Living With Water – Designing New Projects, Houses, and Buildings to Deal with Sea Level Rise
As sea levels continue to rise due to climate change, the need for innovative solutions to protect coastal communities has become imperative. In response, architects, engineers, and urban planners have started to incorporate “Living with Water” principles into the design of new projects, houses, and buildings. These principles focus on the integration of water with built environments, emphasizing resilience, sustainability, and adaptability. This article will discuss the key aspects of Living with Water and provide examples of projects that have successfully incorporated these design principles.
Resilient design aims to minimize damage and disruption caused by sea level rise and other natural disasters. This involves considering the long-term effects of climate change when designing new infrastructure and buildings. Some of the strategies used in resilient design include:
- Elevating structures to reduce the risk of flooding
- Using materials that can withstand water, salt, and corrosion
- Designing buildings with flexible foundations that can adapt to changing soil conditions
- Incorporating natural barriers, such as mangroves and dunes, to protect against storm surges
Sustainable architecture seeks to minimize the environmental impact of construction and operation, while maximizing energy efficiency and resource conservation. In the context of Living with Water, sustainable design elements include:
- Utilizing renewable energy sources, such as solar panels and wind turbines
- Harvesting rainwater for non-potable uses, like irrigation and flushing toilets
- Implementing passive cooling and heating techniques to reduce energy consumption
- Incorporating green roofs and walls to absorb rainwater, provide insulation, and support biodiversity
Adaptable urban planning acknowledges the changing nature of coastal environments and seeks to create flexible, multi-functional spaces that can evolve over time. Key strategies in adaptable urban planning include:

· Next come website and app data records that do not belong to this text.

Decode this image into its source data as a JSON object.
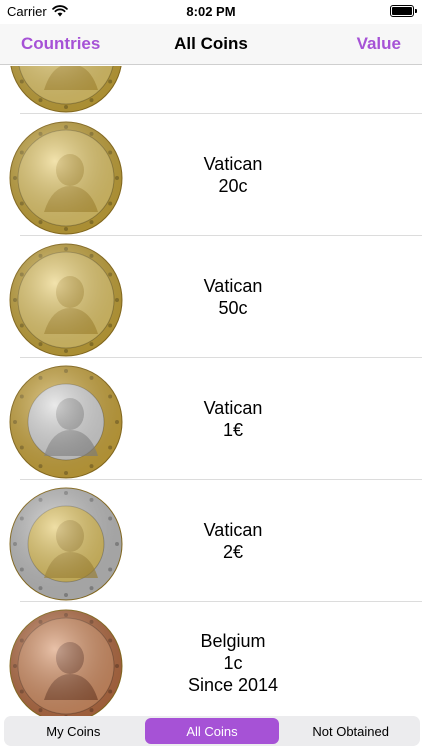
{
  "status": {
    "carrier": "Carrier",
    "time": "8:02 PM"
  },
  "nav": {
    "left": "Countries",
    "title": "All Coins",
    "right": "Value"
  },
  "accent": "#a652d6",
  "coins": [
    {
      "lines": [
        "",
        "",
        ""
      ],
      "metal": "gold",
      "icon": "vatican-10c-coin"
    },
    {
      "lines": [
        "Vatican",
        "20c",
        ""
      ],
      "metal": "gold",
      "icon": "vatican-20c-coin"
    },
    {
      "lines": [
        "Vatican",
        "50c",
        ""
      ],
      "metal": "gold",
      "icon": "vatican-50c-coin"
    },
    {
      "lines": [
        "Vatican",
        "1€",
        ""
      ],
      "metal": "bimetal-silver-center",
      "icon": "vatican-1euro-coin"
    },
    {
      "lines": [
        "Vatican",
        "2€",
        ""
      ],
      "metal": "bimetal-gold-center",
      "icon": "vatican-2euro-coin"
    },
    {
      "lines": [
        "Belgium",
        "1c",
        "Since 2014"
      ],
      "metal": "copper",
      "icon": "belgium-1c-coin"
    }
  ],
  "segments": {
    "items": [
      "My Coins",
      "All Coins",
      "Not Obtained"
    ],
    "selected": "All Coins"
  }
}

- Designing spaces that serve multiple purposes, such as parks that can be converted into flood storage areas during heavy rainfall

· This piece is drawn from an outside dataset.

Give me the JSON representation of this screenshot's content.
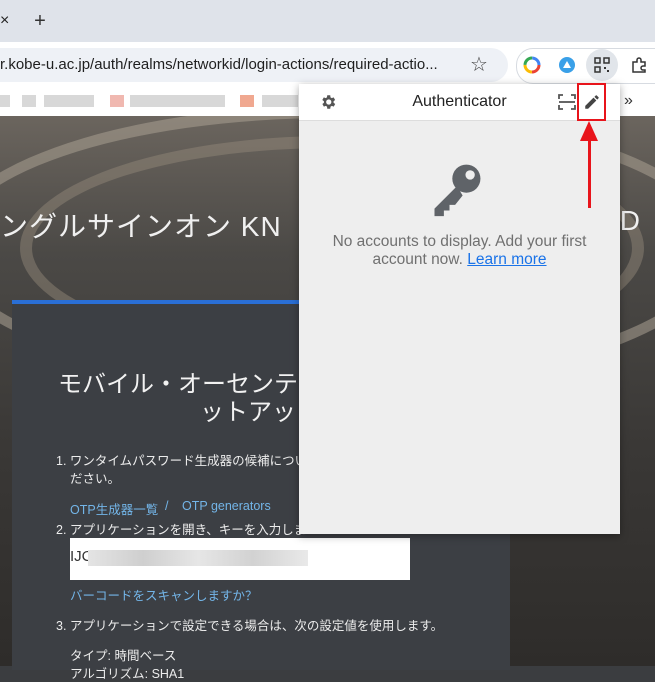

- Promoting mixed-use development to create diverse, resilient communities
- Encouraging the use of modular, reconfigurable building systems that can be adapted to new uses or relocated as needed
- Emphasizing connectivity and accessibility to support future transportation and mobility needs
- The Floating House, Netherlands
The Floating House, designed by Dutch architects Waterstudio.NL, showcases how residential architecture can be adapted to rising sea levels. Built on a floating foundation, the house is designed to rise and fall with the water level, ensuring it remains dry during floods. The home is energy-efficient and has a rainwater collection system, making it a prime example of sustainable architecture.
- The BIG U, New York City, USA
The BIG U is a coastal resilience project designed by Bjarke Ingels Group (BIG) that aims to protect Lower Manhattan from storm surges and flooding. The project involves the construction of a 10-mile-long series of berms, walls, and parks that will act as a protective barrier, while also providing recreational spaces for the community. The BIG U exemplifies resilient design and adaptable urban planning.
- Seawater Greenhouse, Australia
The Seawater Greenhouse, designed by UK-based Seawater Greenhouse Ltd., is a sustainable agriculture project that uses seawater to cool and humidify greenhouses in arid coastal regions. The project demonstrates how innovative design can address the challenges of sea level rise while promoting sustainable development.
Living with Water is an approach that acknowledges the reality of sea level rise and embraces the opportunity to create more resilient, sustainable, and adaptable built environments. By incorporating these principles into new projects, houses, and buildings, coast